§ YOUR GOAL
The records below need copying. Match each line exactly.

(Entries from a dataset of interfaces)
■ ■ ■
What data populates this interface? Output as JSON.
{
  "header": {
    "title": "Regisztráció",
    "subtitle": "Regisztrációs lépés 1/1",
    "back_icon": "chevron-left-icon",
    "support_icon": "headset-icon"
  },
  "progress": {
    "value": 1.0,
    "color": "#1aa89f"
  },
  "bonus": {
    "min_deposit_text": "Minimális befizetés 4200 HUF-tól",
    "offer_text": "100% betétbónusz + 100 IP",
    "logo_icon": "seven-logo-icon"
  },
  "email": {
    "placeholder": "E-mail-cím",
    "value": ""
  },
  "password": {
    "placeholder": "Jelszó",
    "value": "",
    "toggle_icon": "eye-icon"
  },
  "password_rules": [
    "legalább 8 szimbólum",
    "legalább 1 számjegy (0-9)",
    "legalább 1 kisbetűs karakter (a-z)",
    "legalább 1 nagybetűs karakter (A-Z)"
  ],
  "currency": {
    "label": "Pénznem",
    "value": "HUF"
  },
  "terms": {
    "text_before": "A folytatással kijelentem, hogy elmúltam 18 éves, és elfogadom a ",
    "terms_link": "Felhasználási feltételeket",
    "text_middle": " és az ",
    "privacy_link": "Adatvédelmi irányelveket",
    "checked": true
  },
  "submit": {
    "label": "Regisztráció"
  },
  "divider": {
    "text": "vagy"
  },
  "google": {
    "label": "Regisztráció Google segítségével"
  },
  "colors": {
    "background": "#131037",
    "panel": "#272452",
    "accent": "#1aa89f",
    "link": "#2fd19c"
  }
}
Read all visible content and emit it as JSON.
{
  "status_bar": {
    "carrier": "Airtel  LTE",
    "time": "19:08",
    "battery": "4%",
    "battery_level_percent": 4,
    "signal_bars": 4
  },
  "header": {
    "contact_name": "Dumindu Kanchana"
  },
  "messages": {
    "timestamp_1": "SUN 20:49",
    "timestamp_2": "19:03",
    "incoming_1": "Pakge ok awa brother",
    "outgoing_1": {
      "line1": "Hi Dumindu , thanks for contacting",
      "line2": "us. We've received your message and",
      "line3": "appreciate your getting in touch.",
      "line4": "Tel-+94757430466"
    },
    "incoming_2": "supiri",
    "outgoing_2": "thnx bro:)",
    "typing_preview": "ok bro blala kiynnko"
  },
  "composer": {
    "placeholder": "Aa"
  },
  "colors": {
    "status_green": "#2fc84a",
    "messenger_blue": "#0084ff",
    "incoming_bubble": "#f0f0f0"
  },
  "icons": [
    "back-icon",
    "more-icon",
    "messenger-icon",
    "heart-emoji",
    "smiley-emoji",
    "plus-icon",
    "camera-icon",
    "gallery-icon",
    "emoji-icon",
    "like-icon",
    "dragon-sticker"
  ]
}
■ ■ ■
§ RESPONSE BOX
What data populates this interface? Output as JSON.
{
  "header": {
    "title": "Regisztráció",
    "subtitle": "Regisztrációs lépés 1/1",
    "back_icon": "chevron-left-icon",
    "support_icon": "headset-icon"
  },
  "progress": {
    "value": 1.0,
    "color": "#1aa89f"
  },
  "bonus": {
    "min_deposit_text": "Minimális befizetés 4200 HUF-tól",
    "offer_text": "100% betétbónusz + 100 IP",
    "logo_icon": "seven-logo-icon"
  },
  "email": {
    "placeholder": "E-mail-cím",
    "value": ""
  },
  "password": {
    "placeholder": "Jelszó",
    "value": "",
    "toggle_icon": "eye-icon"
  },
  "password_rules": [
    "legalább 8 szimbólum",
    "legalább 1 számjegy (0-9)",
    "legalább 1 kisbetűs karakter (a-z)",
    "legalább 1 nagybetűs karakter (A-Z)"
  ],
  "currency": {
    "label": "Pénznem",
    "value": "HUF"
  },
  "terms": {
    "text_before": "A folytatással kijelentem, hogy elmúltam 18 éves, és elfogadom a ",
    "terms_link": "Felhasználási feltételeket",
    "text_middle": " és az ",
    "privacy_link": "Adatvédelmi irányelveket",
    "checked": true
  },
  "submit": {
    "label": "Regisztráció"
  },
  "divider": {
    "text": "vagy"
  },
  "google": {
    "label": "Regisztráció Google segítségével"
  },
  "colors": {
    "background": "#131037",
    "panel": "#272452",
    "accent": "#1aa89f",
    "link": "#2fd19c"
  }
}
Read all visible content and emit it as JSON.
{
  "status_bar": {
    "carrier": "Airtel  LTE",
    "time": "19:08",
    "battery": "4%",
    "battery_level_percent": 4,
    "signal_bars": 4
  },
  "header": {
    "contact_name": "Dumindu Kanchana"
  },
  "messages": {
    "timestamp_1": "SUN 20:49",
    "timestamp_2": "19:03",
    "incoming_1": "Pakge ok awa brother",
    "outgoing_1": {
      "line1": "Hi Dumindu , thanks for contacting",
      "line2": "us. We've received your message and",
      "line3": "appreciate your getting in touch.",
      "line4": "Tel-+94757430466"
    },
    "incoming_2": "supiri",
    "outgoing_2": "thnx bro:)",
    "typing_preview": "ok bro blala kiynnko"
  },
  "composer": {
    "placeholder": "Aa"
  },
  "colors": {
    "status_green": "#2fc84a",
    "messenger_blue": "#0084ff",
    "incoming_bubble": "#f0f0f0"
  },
  "icons": [
    "back-icon",
    "more-icon",
    "messenger-icon",
    "heart-emoji",
    "smiley-emoji",
    "plus-icon",
    "camera-icon",
    "gallery-icon",
    "emoji-icon",
    "like-icon",
    "dragon-sticker"
  ]
}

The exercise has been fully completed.